Resistance to Divulging Dark Secrets is Mostly Misplaced

overblown secrecy

People frequently conceal negative facts about themselves from others, both inside and outside of the workplace, out of fear that they would be negatively judged. But new research from the McCombs School of Business suggests that those worries are exaggerated.

In fact, when study participants overcame their fear to reveal a secret, those to whom they confided were far more charitable than they expected.

“When we’re thinking about conveying negative information about ourselves, we’re focused on the content of the message. But the recipients are thinking about the positive traits required to reveal this secret, such as trust, honesty, and vulnerability,

said co-author Amit Kumar, assistant professor of marketing at University of Texas at Austin’s McCombs.

Not-so Great Expections

In his paper, co-authored with Michael Kardas of Oklahoma State University and Nicholas Epley of the University of Chicago, Kumar highlights several key takeaways from the 12 experiments.

Scientists asked a few groups to picture themselves disclosing a bad secret and to guess what other people would think of them. Next, they requested that each participant share the secret with that individual, and they collected the replies from the receivers.

Every time, the actual judgment was more positive than the projected judgment. People were driven to reveal or conceal based on how they thought others would evaluate them.

“If we believe other people will think we’re less trustworthy, that can really impact our decision to conceal information,”

Kumar said. However, disclosure had the opposite effect in the tests. More higher than the revealers had anticipated, recipients rated the revealers’ sincerity and reliability.

Across Magnitudes

Participants divulged secrets to strangers, acquaintances, close friends, family members, and romantic partners—all with similar results.

“Their expectations were slightly more accurate for close others, but they were still systematically miscalibrated, even for the closest people in their lives,”

Kumar said.
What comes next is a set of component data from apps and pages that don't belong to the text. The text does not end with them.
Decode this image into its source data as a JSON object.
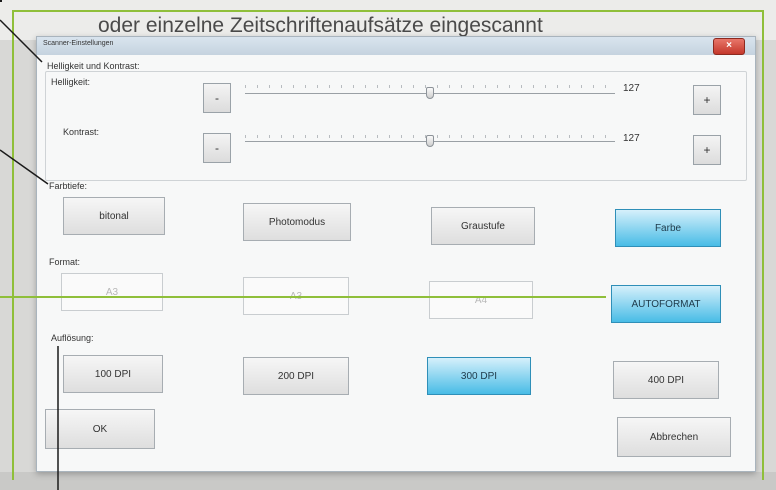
{
  "background": {
    "line1": "oder einzelne Zeitschriftenaufsätze eingescannt",
    "line2": "oder einzelne Zeitschriftenaufsätze eingescannt"
  },
  "dialog": {
    "title": "Scanner-Einstellungen",
    "close_symbol": "×"
  },
  "brightness_contrast": {
    "section_label": "Helligkeit und Kontrast:",
    "brightness": {
      "label": "Helligkeit:",
      "value": "127",
      "minus": "-",
      "plus": "+",
      "level": 0.5
    },
    "contrast": {
      "label": "Kontrast:",
      "value": "127",
      "minus": "-",
      "plus": "+",
      "level": 0.5
    }
  },
  "color_depth": {
    "section_label": "Farbtiefe:",
    "options": [
      "bitonal",
      "Photomodus",
      "Graustufe",
      "Farbe"
    ],
    "selected": "Farbe"
  },
  "format": {
    "section_label": "Format:",
    "options": [
      "A3",
      "A3",
      "A4",
      "AUTOFORMAT"
    ],
    "selected": "AUTOFORMAT"
  },
  "resolution": {
    "section_label": "Auflösung:",
    "options": [
      "100 DPI",
      "200 DPI",
      "300 DPI",
      "400 DPI"
    ],
    "selected": "300 DPI"
  },
  "buttons": {
    "ok": "OK",
    "cancel": "Abbrechen"
  },
  "colors": {
    "accent": "#48bce6",
    "frame": "#8fbf3a"
  }
}
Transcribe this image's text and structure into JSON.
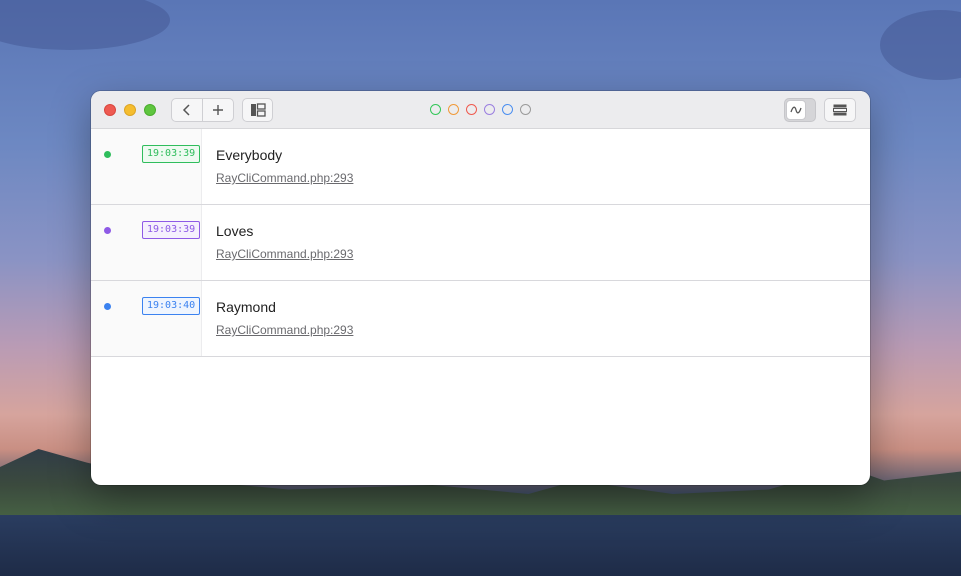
{
  "window": {
    "title_bar": {
      "color_filters": [
        {
          "name": "green",
          "color": "#34c759"
        },
        {
          "name": "orange",
          "color": "#f09a3a"
        },
        {
          "name": "red",
          "color": "#ef5a4f"
        },
        {
          "name": "purple",
          "color": "#9b7fe0"
        },
        {
          "name": "blue",
          "color": "#4a8ef0"
        },
        {
          "name": "gray",
          "color": "#9a9a9a"
        }
      ]
    },
    "entries": [
      {
        "time": "19:03:39",
        "color": "#2fbd5c",
        "badge_bg": "#eefaf1",
        "message": "Everybody",
        "origin": "RayCliCommand.php:293"
      },
      {
        "time": "19:03:39",
        "color": "#8e5ae6",
        "badge_bg": "#f5f0fd",
        "message": "Loves",
        "origin": "RayCliCommand.php:293"
      },
      {
        "time": "19:03:40",
        "color": "#3b82f0",
        "badge_bg": "#eff5fe",
        "message": "Raymond",
        "origin": "RayCliCommand.php:293"
      }
    ]
  }
}
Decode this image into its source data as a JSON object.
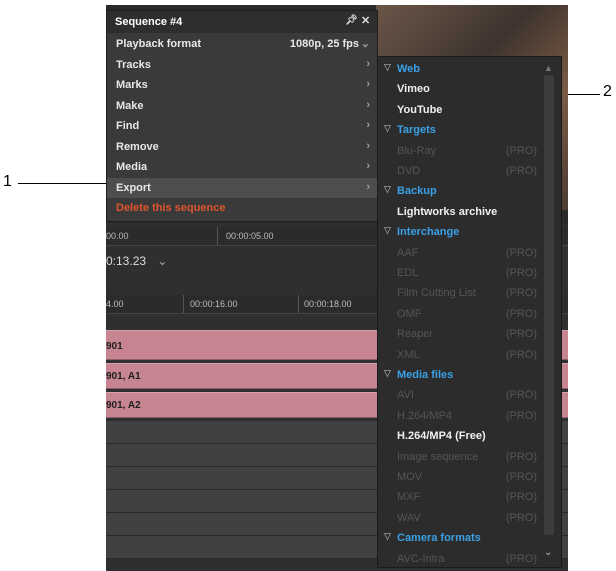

The individuals disclosed a great deal of negative information, ranging from acknowledging they had never ridden a bike to admitting to adultery. They hypothesized that worse verdicts would result from more significant secrets.

Even for darker secrets, they overestimated the impact.

“The magnitude of what you’re revealing can impact people’s evaluations, but it also impacts your expectations of those evaluations,”

Kumar said.

Honesty Counts

In one study, participants were informed by researchers of their findings: people tend to overestimate the detrimental effects of disclosures. The news made the participants feel more willing to be transparent.

Only 56% of participants admitted to telling a lie when challenged. However, when participants were assured they would most likely not be punished harshly, 92% chose to confess their lies.

“There’s a psychological burden associated with secrecy. If we can alter people’s expectations to make them more in line with reality, they might be more transparent in their relationships,”

said Kumar.

Although none of the experiments were conducted in business settings, Kumar believes the lessons can be applied there.

Any comprehensive understanding of how to navigate the workplace includes a better understanding of how people think, feel, and behave. When workplace transgressions arise, people could be wise to consider that they also reveal warmth, trust, and honesty when they are open and transparent about revealing negative information,”

he concluded.

  1. Kardas, M., Kumar, A., & Epley, N. (2023). Let it go: How exaggerating the reputational costs of revealing negative information encourages secrecy in relationships. Journal of Personality and Social Psychology. DOI: 10.1037/pspi0000441